The historic, first train left Durban Station at 9:50am and returned just before noon. Although Sam West reportedly delighted that his name marked the terminus of the line, the occasion was without any fanfare. The railway had taken fourteen months to complete at a cost of £3,000 per mile. The final mile terminating at West’s had required 13,000 cubic yards of stone to secure and stabilize the embankment.The fare for a first class, single journey was one shilling and nine pence. Return was two shillings and three pence. Second class was one shilling and two pence with return just four pence more expensive. Third class was just seven pence with no figure mentioned on the advertising poster for return. Only two trips to the Bluff were scheduled daily: mid-morning and mid-afternoon with more frequent services over the weekends. 


On the very day of the opening of the new Bluff destinations, the mercury published a letter from the irate Bluff resident who signed himself “Wentworth”. The writer objected to the trip scheduling as being totally inconvenient for children attending schools in Durban or those with business interests. “In the absence of any road forth that name, the least the government can do is to provide a decent train service.” (One must remember that apart from the Catholic mission for Africans, there were no schools on the Bluff until Fynnland Primary School was opened in 1936).
Nonetheless, the railway was a huge boon to the Bluff residents and visitors as there was no established road which meant a difficult trek through bush to travel around the bay. Alternatively, there was a ferry service from the Point across to Wests and Salisbury Island. However, that was not how the Durban Chamber of Commerce saw it.
In a letter dated 13 June 1896 to Prime Minister John Robinson, without giving reasons the chamber said it was “disapproving of the Bluff railway scheme” and preferred to see the Government develop more wharfage along the town side of the Bay. In his reply, Robinson ignored the Chambers Bluff reviews and reassured it that his Government was already proceeding to extend the wharfage on the town side. 
Correspondence relating to the construction of the railway provides another insight on the Bluff line. Jane Shortt, widow of Portland Bentinck who died in 1885, claimed compensation from the NGR for encroaching on her property. In 1896, when the rail Route was being surveyed, Mrs Shortt noticed that it had passed through part of her new = Lot No. 27 which she stated had been bought by her late husband in 1857. The chief engineer of NGR promised that her claim would be dealt with in due course. 

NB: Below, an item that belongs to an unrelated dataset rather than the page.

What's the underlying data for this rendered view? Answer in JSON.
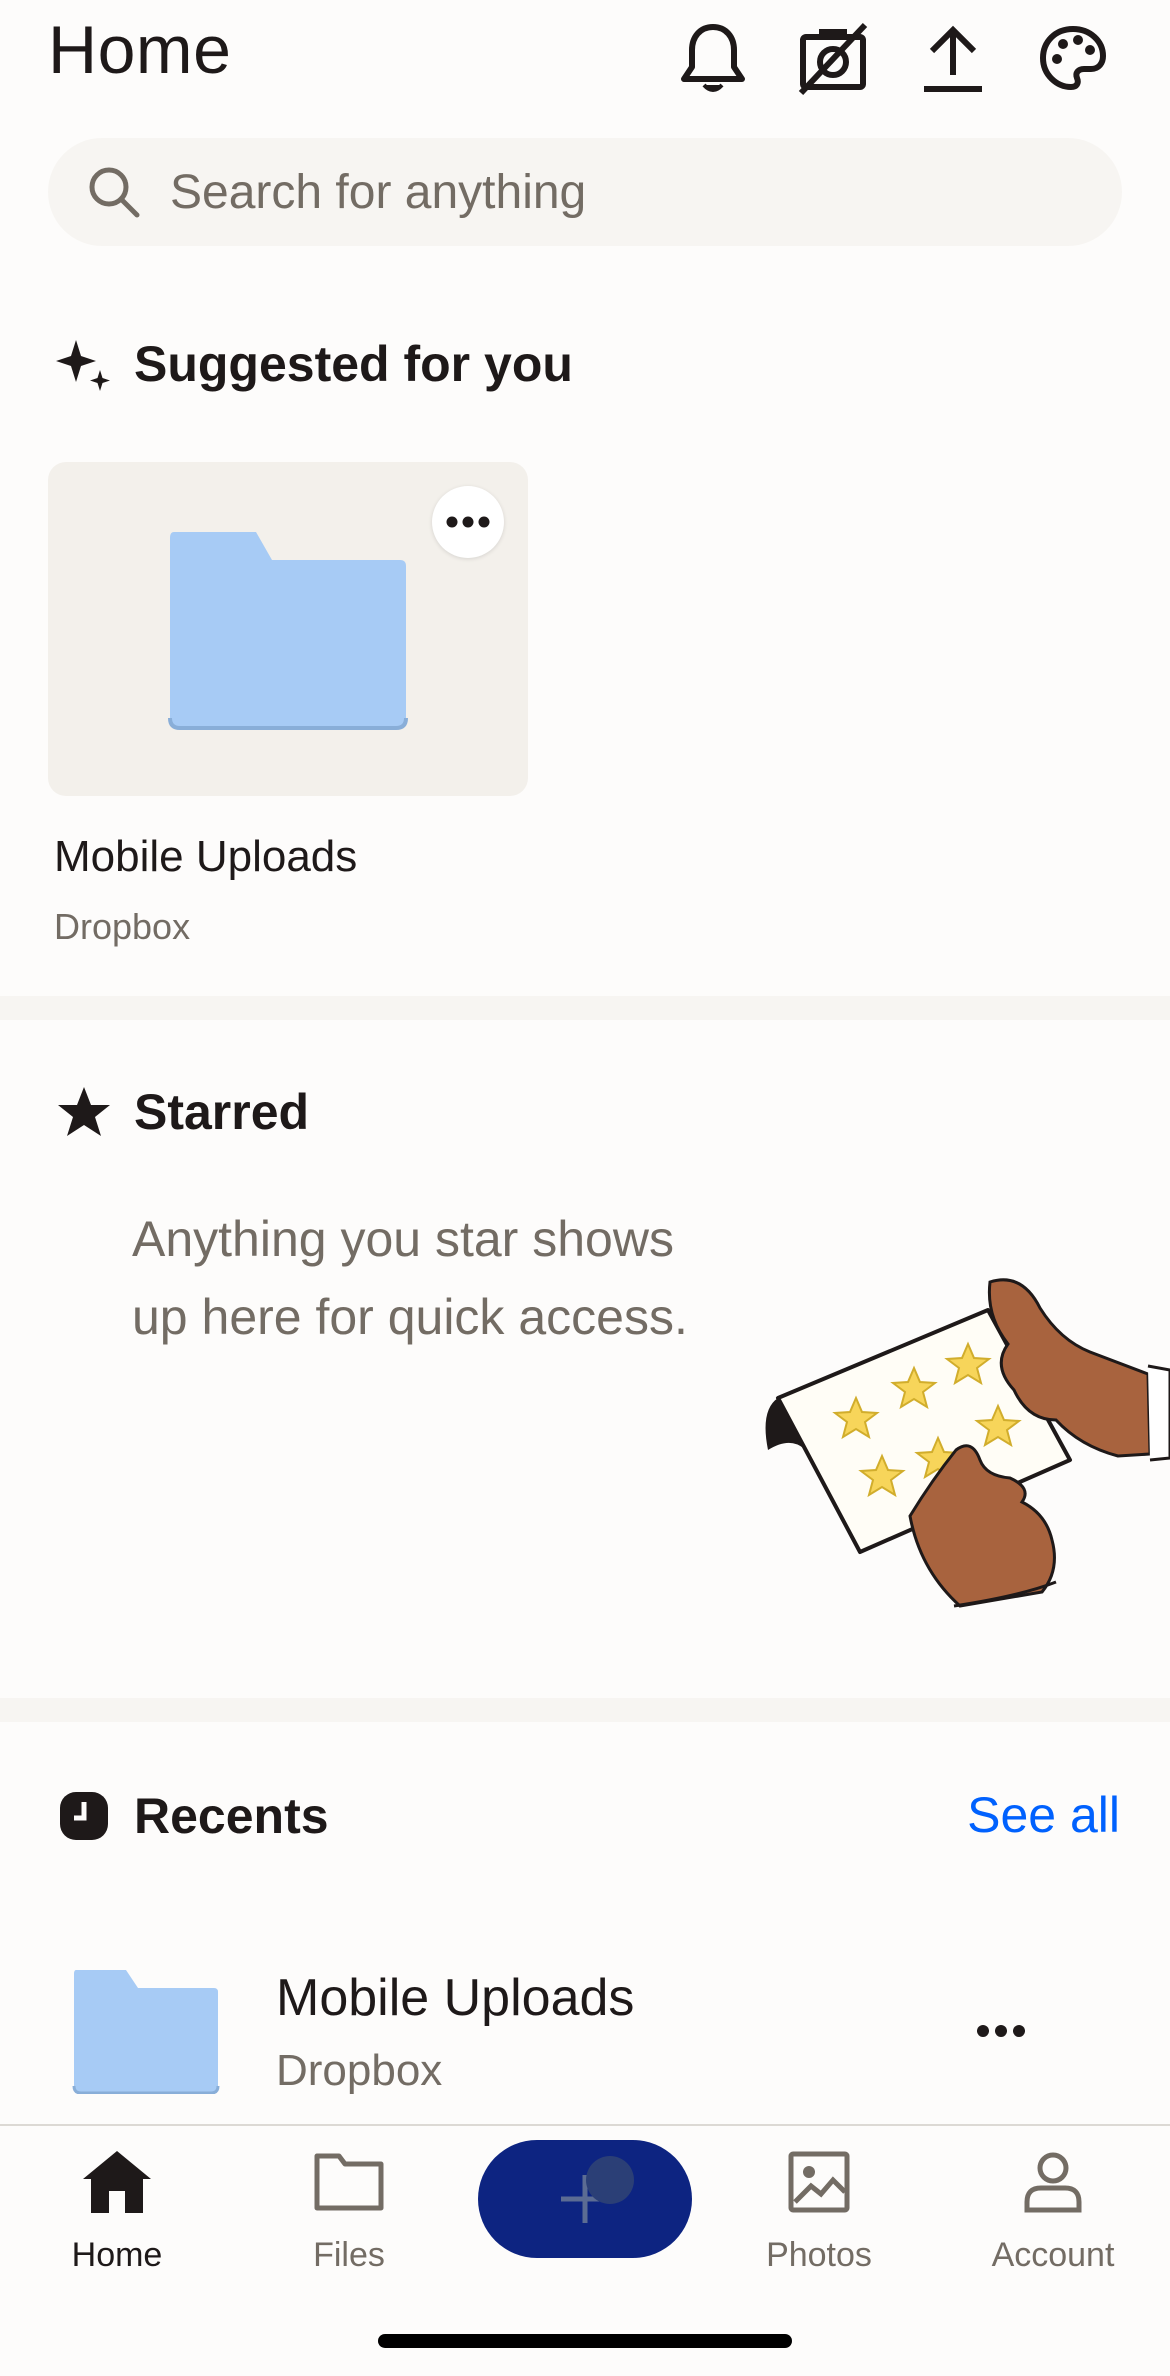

Although the establishment of the Bluff railway was indicative of the growth of the Bluff as a residential node, there was also another reason for the lines construction: Harbour development and expansion envisaged the relocation of the messy coaling depot from the Point area to the Bluff headland. The railway was a crucial factor in that development which required reclamation and wharfage construction in order to establish the coating depot.